START Material shown

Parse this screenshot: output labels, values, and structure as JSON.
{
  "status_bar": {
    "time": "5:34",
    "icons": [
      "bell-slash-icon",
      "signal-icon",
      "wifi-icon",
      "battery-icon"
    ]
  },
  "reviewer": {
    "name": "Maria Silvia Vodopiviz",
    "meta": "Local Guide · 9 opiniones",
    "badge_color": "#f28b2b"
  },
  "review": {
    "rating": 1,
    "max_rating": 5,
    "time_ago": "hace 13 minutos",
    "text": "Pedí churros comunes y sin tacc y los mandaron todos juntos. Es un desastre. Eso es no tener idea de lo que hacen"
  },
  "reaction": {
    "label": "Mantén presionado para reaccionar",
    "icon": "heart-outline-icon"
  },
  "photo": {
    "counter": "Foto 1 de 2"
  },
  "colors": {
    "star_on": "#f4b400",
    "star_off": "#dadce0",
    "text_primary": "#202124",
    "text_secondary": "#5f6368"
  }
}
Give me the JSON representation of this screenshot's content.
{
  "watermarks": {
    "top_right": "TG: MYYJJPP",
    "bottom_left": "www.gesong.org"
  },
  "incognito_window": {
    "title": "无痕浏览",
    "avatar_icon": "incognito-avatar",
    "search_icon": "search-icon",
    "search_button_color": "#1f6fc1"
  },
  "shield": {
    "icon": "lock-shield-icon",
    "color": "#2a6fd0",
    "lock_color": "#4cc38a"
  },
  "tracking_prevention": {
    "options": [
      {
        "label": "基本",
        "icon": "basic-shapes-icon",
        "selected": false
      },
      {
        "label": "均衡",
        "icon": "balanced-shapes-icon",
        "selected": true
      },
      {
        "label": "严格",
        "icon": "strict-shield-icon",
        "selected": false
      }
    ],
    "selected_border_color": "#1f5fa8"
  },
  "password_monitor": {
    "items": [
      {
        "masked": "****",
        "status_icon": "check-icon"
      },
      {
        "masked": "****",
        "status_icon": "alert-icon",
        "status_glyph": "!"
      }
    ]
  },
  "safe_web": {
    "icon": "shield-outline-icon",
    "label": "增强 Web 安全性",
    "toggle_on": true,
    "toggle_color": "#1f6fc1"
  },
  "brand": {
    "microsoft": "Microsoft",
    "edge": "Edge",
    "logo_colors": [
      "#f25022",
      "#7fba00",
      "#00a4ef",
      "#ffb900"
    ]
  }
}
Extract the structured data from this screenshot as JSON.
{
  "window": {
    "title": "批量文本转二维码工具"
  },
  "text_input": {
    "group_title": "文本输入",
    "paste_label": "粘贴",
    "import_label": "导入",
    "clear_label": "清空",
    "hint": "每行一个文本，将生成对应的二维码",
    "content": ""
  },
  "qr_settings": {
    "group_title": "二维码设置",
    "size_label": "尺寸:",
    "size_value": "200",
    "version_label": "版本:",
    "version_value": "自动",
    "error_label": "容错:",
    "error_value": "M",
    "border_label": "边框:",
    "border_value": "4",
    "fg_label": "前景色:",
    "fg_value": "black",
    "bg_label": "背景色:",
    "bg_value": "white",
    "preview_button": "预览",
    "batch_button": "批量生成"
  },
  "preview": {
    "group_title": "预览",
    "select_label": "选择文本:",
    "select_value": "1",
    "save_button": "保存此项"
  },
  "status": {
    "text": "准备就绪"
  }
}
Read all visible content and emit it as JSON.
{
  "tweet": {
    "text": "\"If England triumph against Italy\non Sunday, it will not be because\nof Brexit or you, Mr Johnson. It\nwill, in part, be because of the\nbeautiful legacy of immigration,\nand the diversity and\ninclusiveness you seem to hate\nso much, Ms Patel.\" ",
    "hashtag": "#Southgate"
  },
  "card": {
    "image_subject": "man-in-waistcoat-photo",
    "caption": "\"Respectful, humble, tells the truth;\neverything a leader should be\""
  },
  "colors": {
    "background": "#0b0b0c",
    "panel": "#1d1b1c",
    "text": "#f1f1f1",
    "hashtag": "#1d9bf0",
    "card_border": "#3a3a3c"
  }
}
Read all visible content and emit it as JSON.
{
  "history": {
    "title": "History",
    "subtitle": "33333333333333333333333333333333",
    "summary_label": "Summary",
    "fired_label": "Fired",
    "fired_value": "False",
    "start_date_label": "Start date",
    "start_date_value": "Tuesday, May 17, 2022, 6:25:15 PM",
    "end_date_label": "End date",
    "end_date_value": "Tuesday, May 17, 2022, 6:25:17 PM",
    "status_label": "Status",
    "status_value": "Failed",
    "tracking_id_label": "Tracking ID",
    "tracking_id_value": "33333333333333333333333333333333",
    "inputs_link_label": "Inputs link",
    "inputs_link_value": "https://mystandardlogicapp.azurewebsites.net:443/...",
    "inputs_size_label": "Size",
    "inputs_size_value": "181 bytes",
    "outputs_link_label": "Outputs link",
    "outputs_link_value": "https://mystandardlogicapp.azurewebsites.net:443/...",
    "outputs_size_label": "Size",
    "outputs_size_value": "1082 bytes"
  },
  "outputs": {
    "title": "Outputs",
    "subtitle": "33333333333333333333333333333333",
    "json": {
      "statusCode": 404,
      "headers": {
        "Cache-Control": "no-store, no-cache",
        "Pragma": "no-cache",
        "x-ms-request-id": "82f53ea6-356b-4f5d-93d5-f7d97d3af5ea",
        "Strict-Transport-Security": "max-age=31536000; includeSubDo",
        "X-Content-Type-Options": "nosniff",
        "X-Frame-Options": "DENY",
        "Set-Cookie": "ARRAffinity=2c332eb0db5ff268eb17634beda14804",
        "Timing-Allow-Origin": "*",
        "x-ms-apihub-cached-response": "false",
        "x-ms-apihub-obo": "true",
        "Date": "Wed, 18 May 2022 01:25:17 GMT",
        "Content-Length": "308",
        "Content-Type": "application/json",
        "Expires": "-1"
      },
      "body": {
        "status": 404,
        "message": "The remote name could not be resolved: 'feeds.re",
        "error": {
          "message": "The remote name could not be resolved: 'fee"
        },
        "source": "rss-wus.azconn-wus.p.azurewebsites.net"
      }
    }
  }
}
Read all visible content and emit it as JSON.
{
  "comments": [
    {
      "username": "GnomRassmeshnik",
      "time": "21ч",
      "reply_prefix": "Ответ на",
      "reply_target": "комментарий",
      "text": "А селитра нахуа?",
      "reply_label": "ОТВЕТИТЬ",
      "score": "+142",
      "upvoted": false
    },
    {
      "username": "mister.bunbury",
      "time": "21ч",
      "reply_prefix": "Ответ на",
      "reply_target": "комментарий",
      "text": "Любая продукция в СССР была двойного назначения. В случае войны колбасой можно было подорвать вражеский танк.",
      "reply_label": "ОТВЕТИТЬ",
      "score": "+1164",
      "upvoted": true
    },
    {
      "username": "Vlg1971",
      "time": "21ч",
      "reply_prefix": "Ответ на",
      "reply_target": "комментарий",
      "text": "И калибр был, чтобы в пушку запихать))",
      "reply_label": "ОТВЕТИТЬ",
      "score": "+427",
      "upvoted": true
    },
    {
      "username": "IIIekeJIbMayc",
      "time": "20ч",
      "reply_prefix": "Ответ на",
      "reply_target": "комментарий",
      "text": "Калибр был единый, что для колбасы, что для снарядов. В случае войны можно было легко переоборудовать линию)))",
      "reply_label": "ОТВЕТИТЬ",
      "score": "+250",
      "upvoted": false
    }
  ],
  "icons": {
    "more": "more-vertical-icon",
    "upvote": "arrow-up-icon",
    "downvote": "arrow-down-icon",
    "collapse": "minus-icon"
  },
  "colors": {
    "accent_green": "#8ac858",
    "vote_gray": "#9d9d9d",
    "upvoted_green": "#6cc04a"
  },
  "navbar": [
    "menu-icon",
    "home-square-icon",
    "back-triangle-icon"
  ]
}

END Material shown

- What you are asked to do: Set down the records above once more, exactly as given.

- Result of this exercise:
Parse this screenshot: output labels, values, and structure as JSON.
{
  "status_bar": {
    "time": "5:34",
    "icons": [
      "bell-slash-icon",
      "signal-icon",
      "wifi-icon",
      "battery-icon"
    ]
  },
  "reviewer": {
    "name": "Maria Silvia Vodopiviz",
    "meta": "Local Guide · 9 opiniones",
    "badge_color": "#f28b2b"
  },
  "review": {
    "rating": 1,
    "max_rating": 5,
    "time_ago": "hace 13 minutos",
    "text": "Pedí churros comunes y sin tacc y los mandaron todos juntos. Es un desastre. Eso es no tener idea de lo que hacen"
  },
  "reaction": {
    "label": "Mantén presionado para reaccionar",
    "icon": "heart-outline-icon"
  },
  "photo": {
    "counter": "Foto 1 de 2"
  },
  "colors": {
    "star_on": "#f4b400",
    "star_off": "#dadce0",
    "text_primary": "#202124",
    "text_secondary": "#5f6368"
  }
}
Give me the JSON representation of this screenshot's content.
{
  "watermarks": {
    "top_right": "TG: MYYJJPP",
    "bottom_left": "www.gesong.org"
  },
  "incognito_window": {
    "title": "无痕浏览",
    "avatar_icon": "incognito-avatar",
    "search_icon": "search-icon",
    "search_button_color": "#1f6fc1"
  },
  "shield": {
    "icon": "lock-shield-icon",
    "color": "#2a6fd0",
    "lock_color": "#4cc38a"
  },
  "tracking_prevention": {
    "options": [
      {
        "label": "基本",
        "icon": "basic-shapes-icon",
        "selected": false
      },
      {
        "label": "均衡",
        "icon": "balanced-shapes-icon",
        "selected": true
      },
      {
        "label": "严格",
        "icon": "strict-shield-icon",
        "selected": false
      }
    ],
    "selected_border_color": "#1f5fa8"
  },
  "password_monitor": {
    "items": [
      {
        "masked": "****",
        "status_icon": "check-icon"
      },
      {
        "masked": "****",
        "status_icon": "alert-icon",
        "status_glyph": "!"
      }
    ]
  },
  "safe_web": {
    "icon": "shield-outline-icon",
    "label": "增强 Web 安全性",
    "toggle_on": true,
    "toggle_color": "#1f6fc1"
  },
  "brand": {
    "microsoft": "Microsoft",
    "edge": "Edge",
    "logo_colors": [
      "#f25022",
      "#7fba00",
      "#00a4ef",
      "#ffb900"
    ]
  }
}
Extract the structured data from this screenshot as JSON.
{
  "window": {
    "title": "批量文本转二维码工具"
  },
  "text_input": {
    "group_title": "文本输入",
    "paste_label": "粘贴",
    "import_label": "导入",
    "clear_label": "清空",
    "hint": "每行一个文本，将生成对应的二维码",
    "content": ""
  },
  "qr_settings": {
    "group_title": "二维码设置",
    "size_label": "尺寸:",
    "size_value": "200",
    "version_label": "版本:",
    "version_value": "自动",
    "error_label": "容错:",
    "error_value": "M",
    "border_label": "边框:",
    "border_value": "4",
    "fg_label": "前景色:",
    "fg_value": "black",
    "bg_label": "背景色:",
    "bg_value": "white",
    "preview_button": "预览",
    "batch_button": "批量生成"
  },
  "preview": {
    "group_title": "预览",
    "select_label": "选择文本:",
    "select_value": "1",
    "save_button": "保存此项"
  },
  "status": {
    "text": "准备就绪"
  }
}
Read all visible content and emit it as JSON.
{
  "tweet": {
    "text": "\"If England triumph against Italy\non Sunday, it will not be because\nof Brexit or you, Mr Johnson. It\nwill, in part, be because of the\nbeautiful legacy of immigration,\nand the diversity and\ninclusiveness you seem to hate\nso much, Ms Patel.\" ",
    "hashtag": "#Southgate"
  },
  "card": {
    "image_subject": "man-in-waistcoat-photo",
    "caption": "\"Respectful, humble, tells the truth;\neverything a leader should be\""
  },
  "colors": {
    "background": "#0b0b0c",
    "panel": "#1d1b1c",
    "text": "#f1f1f1",
    "hashtag": "#1d9bf0",
    "card_border": "#3a3a3c"
  }
}
Read all visible content and emit it as JSON.
{
  "history": {
    "title": "History",
    "subtitle": "33333333333333333333333333333333",
    "summary_label": "Summary",
    "fired_label": "Fired",
    "fired_value": "False",
    "start_date_label": "Start date",
    "start_date_value": "Tuesday, May 17, 2022, 6:25:15 PM",
    "end_date_label": "End date",
    "end_date_value": "Tuesday, May 17, 2022, 6:25:17 PM",
    "status_label": "Status",
    "status_value": "Failed",
    "tracking_id_label": "Tracking ID",
    "tracking_id_value": "33333333333333333333333333333333",
    "inputs_link_label": "Inputs link",
    "inputs_link_value": "https://mystandardlogicapp.azurewebsites.net:443/...",
    "inputs_size_label": "Size",
    "inputs_size_value": "181 bytes",
    "outputs_link_label": "Outputs link",
    "outputs_link_value": "https://mystandardlogicapp.azurewebsites.net:443/...",
    "outputs_size_label": "Size",
    "outputs_size_value": "1082 bytes"
  },
  "outputs": {
    "title": "Outputs",
    "subtitle": "33333333333333333333333333333333",
    "json": {
      "statusCode": 404,
      "headers": {
        "Cache-Control": "no-store, no-cache",
        "Pragma": "no-cache",
        "x-ms-request-id": "82f53ea6-356b-4f5d-93d5-f7d97d3af5ea",
        "Strict-Transport-Security": "max-age=31536000; includeSubDo",
        "X-Content-Type-Options": "nosniff",
        "X-Frame-Options": "DENY",
        "Set-Cookie": "ARRAffinity=2c332eb0db5ff268eb17634beda14804",
        "Timing-Allow-Origin": "*",
        "x-ms-apihub-cached-response": "false",
        "x-ms-apihub-obo": "true",
        "Date": "Wed, 18 May 2022 01:25:17 GMT",
        "Content-Length": "308",
        "Content-Type": "application/json",
        "Expires": "-1"
      },
      "body": {
        "status": 404,
        "message": "The remote name could not be resolved: 'feeds.re",
        "error": {
          "message": "The remote name could not be resolved: 'fee"
        },
        "source": "rss-wus.azconn-wus.p.azurewebsites.net"
      }
    }
  }
}
Read all visible content and emit it as JSON.
{
  "comments": [
    {
      "username": "GnomRassmeshnik",
      "time": "21ч",
      "reply_prefix": "Ответ на",
      "reply_target": "комментарий",
      "text": "А селитра нахуа?",
      "reply_label": "ОТВЕТИТЬ",
      "score": "+142",
      "upvoted": false
    },
    {
      "username": "mister.bunbury",
      "time": "21ч",
      "reply_prefix": "Ответ на",
      "reply_target": "комментарий",
      "text": "Любая продукция в СССР была двойного назначения. В случае войны колбасой можно было подорвать вражеский танк.",
      "reply_label": "ОТВЕТИТЬ",
      "score": "+1164",
      "upvoted": true
    },
    {
      "username": "Vlg1971",
      "time": "21ч",
      "reply_prefix": "Ответ на",
      "reply_target": "комментарий",
      "text": "И калибр был, чтобы в пушку запихать))",
      "reply_label": "ОТВЕТИТЬ",
      "score": "+427",
      "upvoted": true
    },
    {
      "username": "IIIekeJIbMayc",
      "time": "20ч",
      "reply_prefix": "Ответ на",
      "reply_target": "комментарий",
      "text": "Калибр был единый, что для колбасы, что для снарядов. В случае войны можно было легко переоборудовать линию)))",
      "reply_label": "ОТВЕТИТЬ",
      "score": "+250",
      "upvoted": false
    }
  ],
  "icons": {
    "more": "more-vertical-icon",
    "upvote": "arrow-up-icon",
    "downvote": "arrow-down-icon",
    "collapse": "minus-icon"
  },
  "colors": {
    "accent_green": "#8ac858",
    "vote_gray": "#9d9d9d",
    "upvoted_green": "#6cc04a"
  },
  "navbar": [
    "menu-icon",
    "home-square-icon",
    "back-triangle-icon"
  ]
}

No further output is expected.